The Greek word orphanos occurs only in James 1:27 and John 14:28 in the New Testament. James 1:27 stresses the importance of ministry to orphans. In John 14:18, Jesus promises not to leave the disciples as orphans but to send the Holy Spirit. The Holy Spirit calls the lost and regenerates responsive orphans into sons, and as sons, we become heirs.
The designation of heirs makes the imagery of adoption as sons, in contrast to sons and daughters, essential. In the Jewish context, sons receive the birthright and the blessing. Galatians 4:7 states, “and if a son, then an heir through God.” Through our justification by grace, a radical rags-to-riches story emerges — orphans are transformed into heirs. Our new birthright through adoption awaits us in heaven as we trade dying, sin-infected vessels for resurrected, glorious bodies.
Perhaps the greatest human example of adoption comes in the person of Joseph, the earthly father of Jesus. Luke 2:41 and other passages refer to Joseph and Mary as the parents of Jesus. Joseph, who could have put Mary away, instead responded to God’s revelation by serving as Jesus’ father.
The stories of Moses and Jesus contain similarities. Both lived when leaders commanded children age two and younger to be killed. Moses came out of Egypt, whereas Jesus fled to and came out of Egypt. Pharaoh’s daughter “adopted” Moses. Joseph adopted Jesus. God used Moses to rescue the Israelites from slavery in Egypt, while Jesus rescued mankind from slavery in sin. The analogy breaks down, though, as Moses, a man of the law, could only look into the “Promised Land” while Joshua (Yeshua, the Old Testament name for Jesus) completed the journey across the Jordan. The law only reveals our sinfulness whereas Jesus brings us safe passage to our heavenly promised land.
Adoption should matter to us because adoption matters to God. Through adoption, we fulfill the Bible’s command to care for orphans and illustrate God’s plan of salvation. Adoption exhibits God’s concern and care for the fatherless. Adoption demonstrates true and undefiled religion. Through the planning, cost and pain of adoption we learn more about the divine love expressed in our spiritual adoption. These reasons, and more, should cause everyone to consider adopting or supporting adoption. Those who cannot adopt can help single moms or children with absentee fathers understand the love of our “Abba! Father.”
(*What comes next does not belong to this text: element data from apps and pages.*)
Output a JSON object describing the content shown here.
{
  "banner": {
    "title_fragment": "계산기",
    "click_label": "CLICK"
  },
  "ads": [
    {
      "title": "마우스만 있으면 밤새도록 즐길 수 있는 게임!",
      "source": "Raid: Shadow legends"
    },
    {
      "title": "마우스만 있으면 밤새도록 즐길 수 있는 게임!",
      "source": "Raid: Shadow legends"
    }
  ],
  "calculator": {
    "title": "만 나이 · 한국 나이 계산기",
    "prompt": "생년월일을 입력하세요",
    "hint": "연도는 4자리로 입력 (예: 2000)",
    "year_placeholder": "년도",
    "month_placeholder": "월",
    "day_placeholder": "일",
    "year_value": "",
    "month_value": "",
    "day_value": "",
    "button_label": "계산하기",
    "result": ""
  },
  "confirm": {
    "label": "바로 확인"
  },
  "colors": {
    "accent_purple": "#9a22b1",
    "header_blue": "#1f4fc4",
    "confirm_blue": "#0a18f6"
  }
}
A PERMANENT HOME
The day for the finalization of our adoption came. Anxiously, I realized the judge could ask anything he wished. Surprisingly, the judge pontificated on the permanency of adoption. He stressed the finality of his signature, stating, “You cannot undo it. You cannot turn back the clock. After this, you cannot change your mind. Like it or not, until Rachel becomes 18 years of age, she is your responsibility. Do you understand?”
The devilish little boy emerged again. I responded, “Well, that is the point of adoption, isn’t it?” I quickly clarified, “Yes. I understand and gladly accept the responsibility, your Honor.”
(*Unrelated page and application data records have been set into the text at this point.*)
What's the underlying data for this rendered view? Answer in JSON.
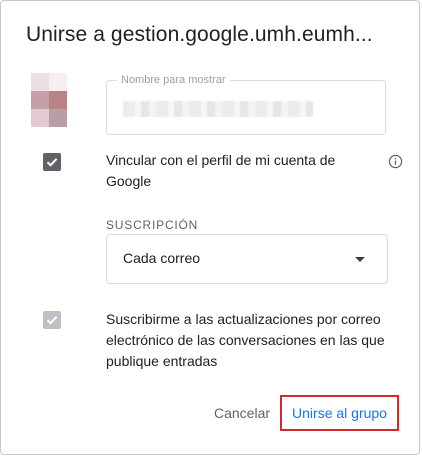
{
  "dialog": {
    "title": "Unirse a gestion.google.umh.eumh..."
  },
  "avatar": {
    "colors": [
      "#eadfe3",
      "#f6eef1",
      "#c4a0a6",
      "#b98486",
      "#e2cad0",
      "#b89fa5"
    ]
  },
  "name_field": {
    "label": "Nombre para mostrar"
  },
  "link_profile": {
    "checked": true,
    "label": "Vincular con el perfil de mi cuenta de Google"
  },
  "subscription": {
    "label": "SUSCRIPCIÓN",
    "selected": "Cada correo"
  },
  "updates": {
    "checked": true,
    "disabled": true,
    "label": "Suscribirme a las actualizaciones por correo electrónico de las conversaciones en las que publique entradas"
  },
  "actions": {
    "cancel_label": "Cancelar",
    "join_label": "Unirse al grupo"
  },
  "colors": {
    "accent": "#1a73e8",
    "highlight_border": "#d3282e",
    "checkbox_active": "#5f6368",
    "checkbox_disabled": "#bdc1c6"
  }
}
Later that day it dawned on me that my theological understanding of adoption had affected my cultural understanding. I always understood the permanency of adoption because I understood that spiritual adoption contained eternal security. We express it as “once saved, always saved.” This past event of adoption guaranteed justification, sanctification and glorification. True sons will persevere unto the end. Just as my spiritual adoption as a son of God will never be revoked once finalized, this judge communicated that Rachel’s adoption would not be revoked once finalized. That day through a courtroom exchange, my appreciation for the theology of adoption grew deeper. I realized more than ever that adoption is at the heart of the Gospel.
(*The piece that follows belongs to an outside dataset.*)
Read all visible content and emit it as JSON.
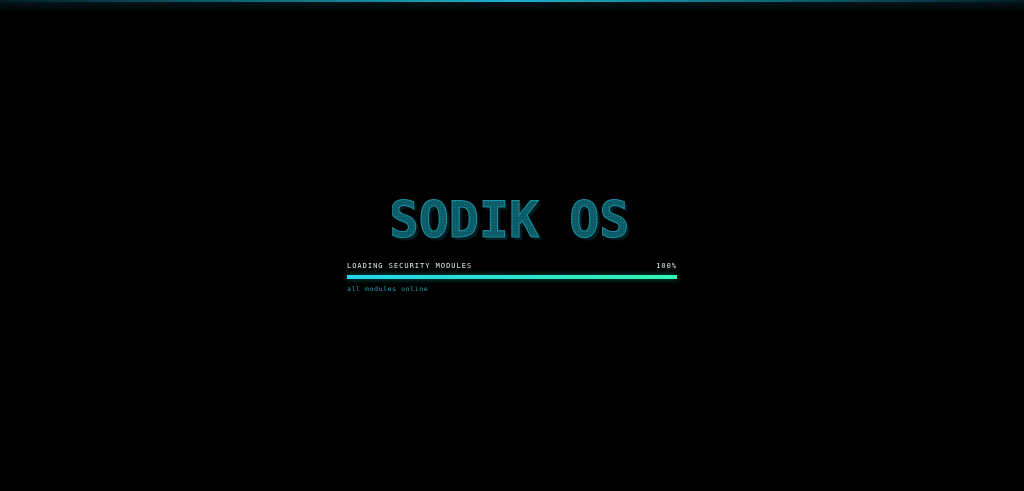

Thomas White is vice president for student services and communications and associate professor of systematic theology at Southwestern Baptist Theological Seminary in Fort Worth, Texas. This story first appeared in the winter edition of the Southwestern News magazine that focused on adoption and is available online at www.swbts.edu/swnews